An interview with Pius Ncube, Archbishop of Bulawayo
Who is in London trying to spread awareness of the plight of Zimbabwe.
BBC R4 - The Today Program – 22nd November 2006
Pius NcubeFrom Wikipedia, the free encyclopedia
His Grace the Most Reverend Dr. Pius Alick Mvundla Ncube (born December 31, 1946) served as the Roman Catholic Archbishop of Bulawayo, Zimbabwe, until he resigned on September 11, 2007. Widely known for his human rights advocacy, Ncube is an outspoken critic of President Robert Mugabe.
Archbishop Ncube received a Human Rights Award from Human Rights First on October 23, 2003 for speaking out against torture and confronting the Mugabe government for starving certain regions of Zimbabwe for political reasons. He has received many death threats for his activities. He is a member of Zimbabwe's minority Ndebele ethnic group.

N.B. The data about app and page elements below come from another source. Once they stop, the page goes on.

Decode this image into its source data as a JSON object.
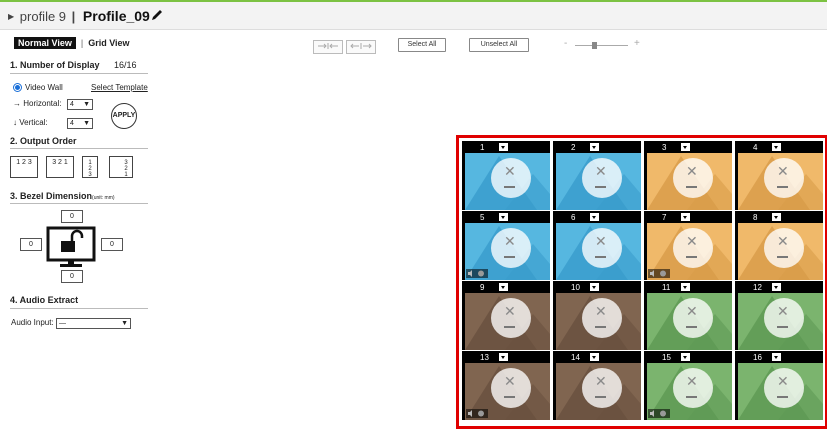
{
  "header": {
    "profile_label": "profile 9",
    "separator": "|",
    "profile_name": "Profile_09"
  },
  "view_tabs": {
    "normal": "Normal View",
    "separator": "|",
    "grid": "Grid View"
  },
  "sections": {
    "number_of_display": {
      "title": "1.  Number of Display",
      "count": "16/16",
      "mode_label": "Video Wall",
      "template_link": "Select Template",
      "horizontal_label": "Horizontal:",
      "horizontal_value": "4",
      "vertical_label": "Vertical:",
      "vertical_value": "4",
      "apply_label": "APPLY"
    },
    "output_order": {
      "title": "2.  Output Order",
      "options": [
        "1 2 3",
        "3 2 1"
      ],
      "vertical_options": [
        [
          "1",
          "2",
          "3"
        ],
        [
          "3",
          "2",
          "1"
        ]
      ]
    },
    "bezel": {
      "title": "3.  Bezel Dimension",
      "unit": "(unit: mm)",
      "top": "0",
      "left": "0",
      "right": "0",
      "bottom": "0"
    },
    "audio": {
      "title": "4.  Audio Extract",
      "input_label": "Audio Input:",
      "input_value": "—"
    }
  },
  "toolbar": {
    "select_all": "Select All",
    "unselect_all": "Unselect All",
    "zoom_minus": "-",
    "zoom_plus": "+",
    "zoom_level": 0.35
  },
  "wall": {
    "rows": 4,
    "cols": 4,
    "tiles": [
      {
        "n": "1",
        "color": "#56b7e0",
        "shade": "#3a9dcc"
      },
      {
        "n": "2",
        "color": "#56b7e0",
        "shade": "#3a9dcc"
      },
      {
        "n": "3",
        "color": "#f0b96a",
        "shade": "#d99c4a"
      },
      {
        "n": "4",
        "color": "#f0b96a",
        "shade": "#d99c4a"
      },
      {
        "n": "5",
        "color": "#56b7e0",
        "shade": "#3a9dcc",
        "audio": true
      },
      {
        "n": "6",
        "color": "#56b7e0",
        "shade": "#3a9dcc"
      },
      {
        "n": "7",
        "color": "#f0b96a",
        "shade": "#d99c4a",
        "audio": true
      },
      {
        "n": "8",
        "color": "#f0b96a",
        "shade": "#d99c4a"
      },
      {
        "n": "9",
        "color": "#806550",
        "shade": "#6a5140"
      },
      {
        "n": "10",
        "color": "#806550",
        "shade": "#6a5140"
      },
      {
        "n": "11",
        "color": "#7bb46e",
        "shade": "#5f9a55"
      },
      {
        "n": "12",
        "color": "#7bb46e",
        "shade": "#5f9a55"
      },
      {
        "n": "13",
        "color": "#806550",
        "shade": "#6a5140",
        "audio": true
      },
      {
        "n": "14",
        "color": "#806550",
        "shade": "#6a5140"
      },
      {
        "n": "15",
        "color": "#7bb46e",
        "shade": "#5f9a55",
        "audio": true
      },
      {
        "n": "16",
        "color": "#7bb46e",
        "shade": "#5f9a55"
      }
    ]
  },
  "colors": {
    "accent": "#7cc242",
    "selection": "#e00000"
  }
}
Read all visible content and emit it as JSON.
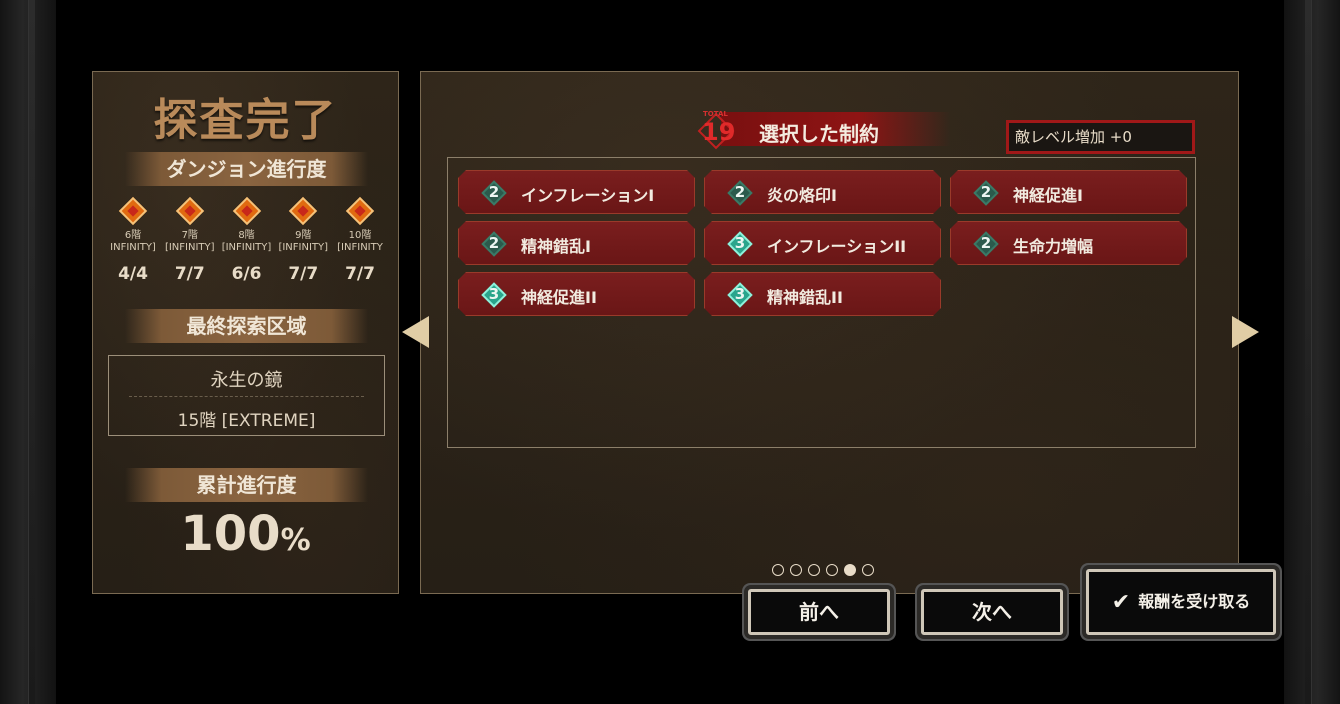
{
  "left_panel": {
    "title": "探査完了",
    "dungeon_progress_label": "ダンジョン進行度",
    "floors": [
      {
        "floor": "6階",
        "mode": "INFINITY]",
        "count": "4/4"
      },
      {
        "floor": "7階",
        "mode": "[INFINITY]",
        "count": "7/7"
      },
      {
        "floor": "8階",
        "mode": "[INFINITY]",
        "count": "6/6"
      },
      {
        "floor": "9階",
        "mode": "[INFINITY]",
        "count": "7/7"
      },
      {
        "floor": "10階",
        "mode": "[INFINITY",
        "count": "7/7"
      }
    ],
    "last_area_label": "最終探索区域",
    "last_area_name": "永生の鏡",
    "last_area_floor": "15階 [EXTREME]",
    "cumulative_label": "累計進行度",
    "cumulative_value": "100",
    "cumulative_unit": "%"
  },
  "right_panel": {
    "total_small": "TOTAL",
    "total_value": "19",
    "section_title": "選択した制約",
    "enemy_level": "敵レベル増加 +0",
    "constraints": [
      {
        "level": "2",
        "label": "インフレーションI",
        "tier": "l2"
      },
      {
        "level": "2",
        "label": "炎の烙印I",
        "tier": "l2"
      },
      {
        "level": "2",
        "label": "神経促進I",
        "tier": "l2"
      },
      {
        "level": "2",
        "label": "精神錯乱I",
        "tier": "l2"
      },
      {
        "level": "3",
        "label": "インフレーションII",
        "tier": "l3"
      },
      {
        "level": "2",
        "label": "生命力増幅",
        "tier": "l2"
      },
      {
        "level": "3",
        "label": "神経促進II",
        "tier": "l3"
      },
      {
        "level": "3",
        "label": "精神錯乱II",
        "tier": "l3"
      }
    ]
  },
  "pagination": {
    "total": 6,
    "active": 5
  },
  "buttons": {
    "prev": "前へ",
    "next": "次へ",
    "claim": "報酬を受け取る"
  },
  "colors": {
    "constraint_bg": "#6a1616",
    "accent_red": "#a01818",
    "gem_teal": "#2aa58c"
  },
  "icons": {
    "claim_button_icon": "check-icon",
    "prev_page": "triangle-left-icon",
    "next_page": "triangle-right-icon"
  }
}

Previous elections in Zimbabwe have been plagued with violence and corruption. Believing that the 2005 Zimbabwe parliamentary elections would be fixed, Ncube called for a "popular mass uprising" in the style of the Orange Revolution or Tulip Revolution to remove Mugabe from power. "I hope people get so disillusioned that they really organise against this government and kick him out by non-violent popular mass uprising," Ncube said.
In response, Mugabe has called Ncube a half-wit and a liar. After the March 2005 elections, Ncube repeated his call for a peaceful rebellion. Referring to Mugabe, he said "I am praying that he goes home gently; at 84, he has lived a full life."
In March 2005 Information Minister Nathan Shamuyarira referred to Ncube as a "mad, inveterate liar. He has been lying for the past two years. He, however, fits into the scheme of the British and Americans, who are calling for regime change and are feeding him with these wild ideas. Archbishop Ncube's open call for an unconstitutional uprising shows he is an instrument of the West's illegal regime change agenda."